Data under study
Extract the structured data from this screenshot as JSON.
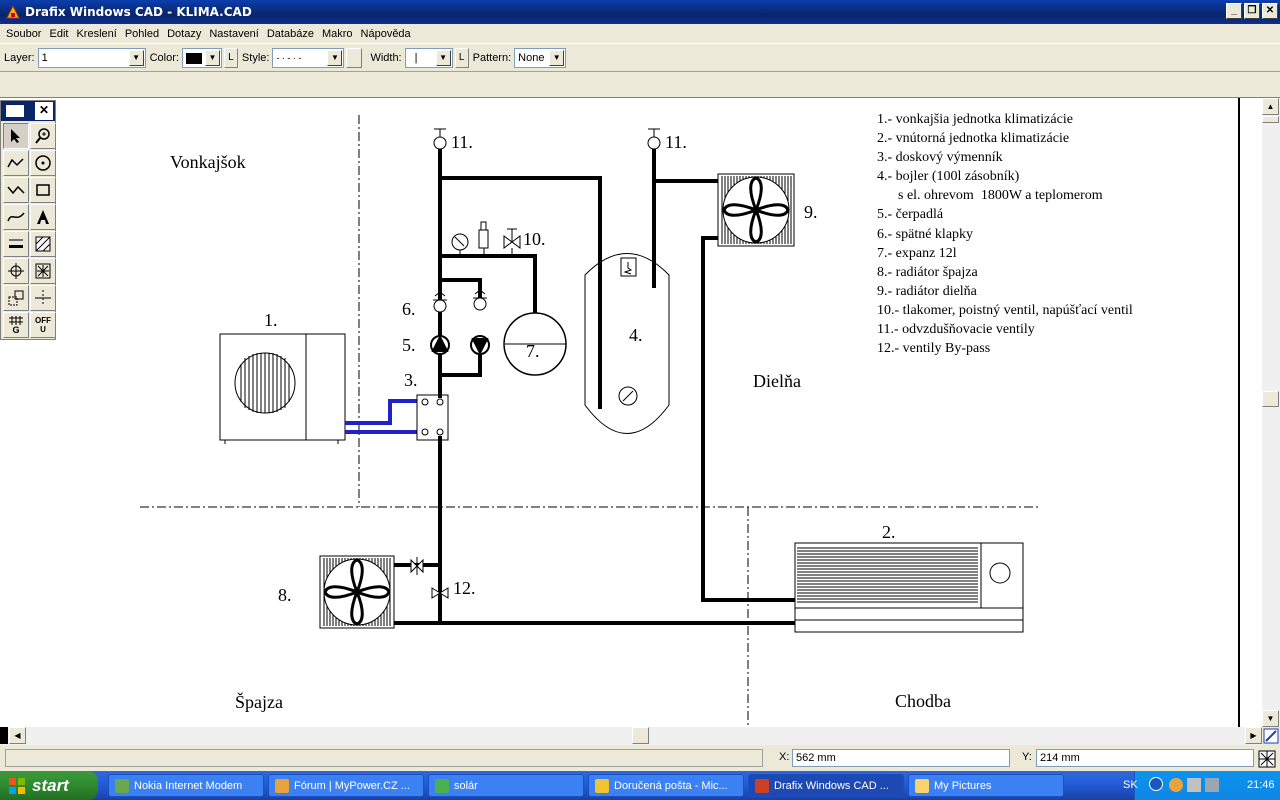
{
  "window": {
    "title": "Drafix Windows CAD - KLIMA.CAD",
    "min": "_",
    "max": "❐",
    "close": "✕"
  },
  "menu": [
    "Soubor",
    "Edit",
    "Kreslení",
    "Pohled",
    "Dotazy",
    "Nastavení",
    "Databáze",
    "Makro",
    "Nápověda"
  ],
  "toolbar": {
    "layer_label": "Layer:",
    "layer_value": "1",
    "color_label": "Color:",
    "color_value": "#000000",
    "style_label": "Style:",
    "style_value": "- · - · -",
    "width_label": "Width:",
    "width_value": "|",
    "pattern_label": "Pattern:",
    "pattern_value": "None",
    "lock_label": "L"
  },
  "palette": {
    "grid_label": "G",
    "off_label": "OFF",
    "off_sub": "U"
  },
  "drawing": {
    "rooms": {
      "outside": "Vonkajšok",
      "workshop": "Dielňa",
      "pantry": "Špajza",
      "corridor": "Chodba"
    },
    "labels": {
      "l1": "1.",
      "l2": "2.",
      "l3": "3.",
      "l4": "4.",
      "l5": "5.",
      "l6": "6.",
      "l7": "7.",
      "l8": "8.",
      "l9": "9.",
      "l10": "10.",
      "l11a": "11.",
      "l11b": "11.",
      "l12": "12."
    },
    "legend": [
      "1.- vonkajšia jednotka klimatizácie",
      "2.- vnútorná jednotka klimatizácie",
      "3.- doskový výmenník",
      "4.- bojler (100l zásobník)",
      "      s el. ohrevom  1800W a teplomerom",
      "5.- čerpadlá",
      "6.- spätné klapky",
      "7.- expanz 12l",
      "8.- radiátor špajza",
      "9.- radiátor dielňa",
      "10.- tlakomer, poistný ventil, napúšťací ventil",
      "11.- odvzdušňovacie ventily",
      "12.- ventily By-pass"
    ]
  },
  "status": {
    "x_label": "X:",
    "x_value": "562 mm",
    "y_label": "Y:",
    "y_value": "214 mm"
  },
  "taskbar": {
    "start": "start",
    "tasks": [
      {
        "label": "Nokia Internet Modem",
        "color": "#6aa84f"
      },
      {
        "label": "Fórum | MyPower.CZ ...",
        "color": "#e8a33d"
      },
      {
        "label": "solár",
        "color": "#4caf50"
      },
      {
        "label": "Doručená pošta - Mic...",
        "color": "#f1c232"
      },
      {
        "label": "Drafix Windows CAD ...",
        "color": "#cc4125"
      },
      {
        "label": "My Pictures",
        "color": "#f6d36b"
      }
    ],
    "lang": "SK",
    "time": "21:46"
  }
}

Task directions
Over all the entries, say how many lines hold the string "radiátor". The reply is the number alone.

Answer for the task
2